▸ Description of the task:
Give the number of lines in the material below that hold "name", and nothing besides.

-.-.-

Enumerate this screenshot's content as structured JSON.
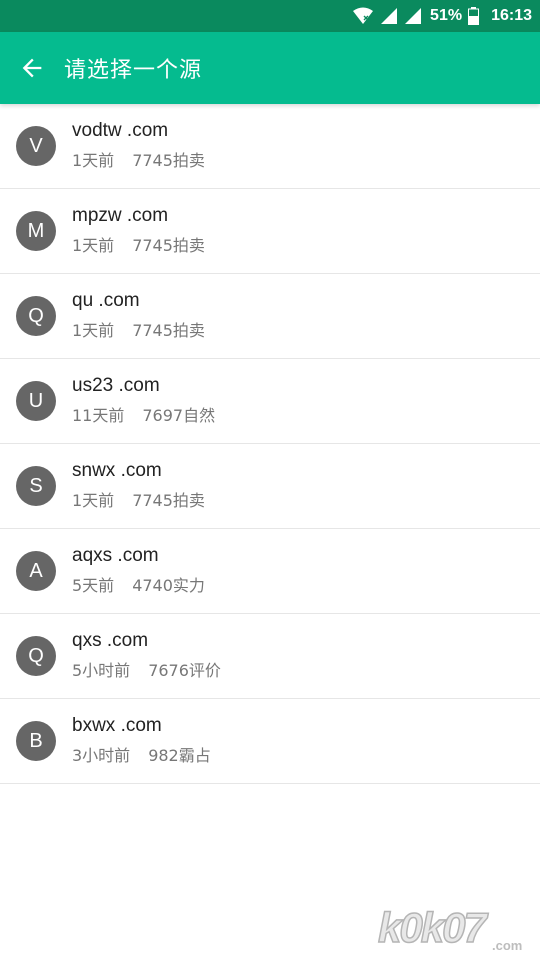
{
  "status_bar": {
    "battery_percent": "51%",
    "time": "16:13"
  },
  "app_bar": {
    "title": "请选择一个源"
  },
  "sources": [
    {
      "initial": "V",
      "name": "vodtw .com",
      "time": "1天前",
      "info": "7745拍卖"
    },
    {
      "initial": "M",
      "name": "mpzw .com",
      "time": "1天前",
      "info": "7745拍卖"
    },
    {
      "initial": "Q",
      "name": "qu .com",
      "time": "1天前",
      "info": "7745拍卖"
    },
    {
      "initial": "U",
      "name": "us23 .com",
      "time": "11天前",
      "info": "7697自然"
    },
    {
      "initial": "S",
      "name": "snwx .com",
      "time": "1天前",
      "info": "7745拍卖"
    },
    {
      "initial": "A",
      "name": "aqxs .com",
      "time": "5天前",
      "info": "4740实力"
    },
    {
      "initial": "Q",
      "name": "qxs .com",
      "time": "5小时前",
      "info": "7676评价"
    },
    {
      "initial": "B",
      "name": "bxwx .com",
      "time": "3小时前",
      "info": "982霸占"
    }
  ],
  "watermark": {
    "text": "k0k07",
    "suffix": ".com"
  },
  "colors": {
    "status_bar": "#0a8a5e",
    "app_bar": "#05bb8f",
    "avatar": "#666666"
  }
}
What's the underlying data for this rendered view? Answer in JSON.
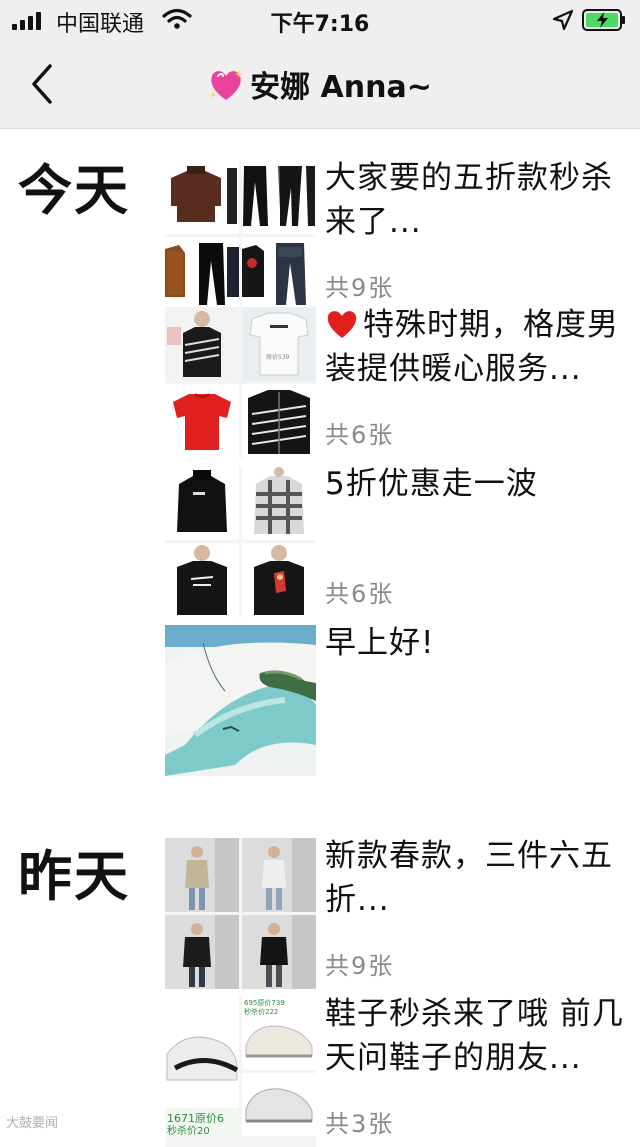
{
  "status_bar": {
    "carrier": "中国联通",
    "time": "下午7:16"
  },
  "nav": {
    "title": "安娜 Anna~",
    "back_icon": "chevron-left-icon"
  },
  "sections": [
    {
      "label": "今天"
    },
    {
      "label": "昨天"
    }
  ],
  "posts": [
    {
      "text": "大家要的五折款秒杀来了...",
      "count": "共9张"
    },
    {
      "text": "特殊时期，格度男装提供暖心服务...",
      "count": "共6张",
      "prefix_icon": "red-heart-icon"
    },
    {
      "text": "5折优惠走一波",
      "count": "共6张"
    },
    {
      "text": "早上好!",
      "count": ""
    },
    {
      "text": "新款春款，三件六五折...",
      "count": "共9张"
    },
    {
      "text": "鞋子秒杀来了哦  前几天问鞋子的朋友...",
      "count": "共3张"
    }
  ],
  "thumb_labels": {
    "shirt_price": "原价539",
    "shoe_price_a": "695原价739",
    "shoe_price_b": "秒杀价222",
    "shoe_price_c": "1671原价6",
    "shoe_price_d": "秒杀价20"
  },
  "watermark": "大鼓要闻"
}
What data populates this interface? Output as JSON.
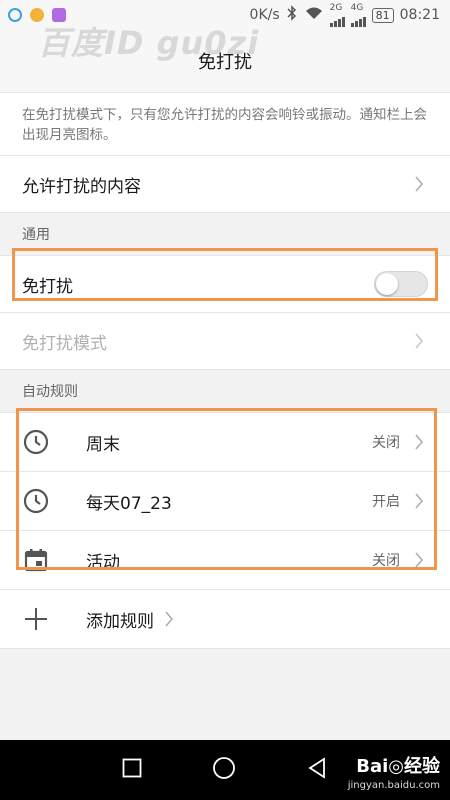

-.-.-

▸ Exercise solution:
8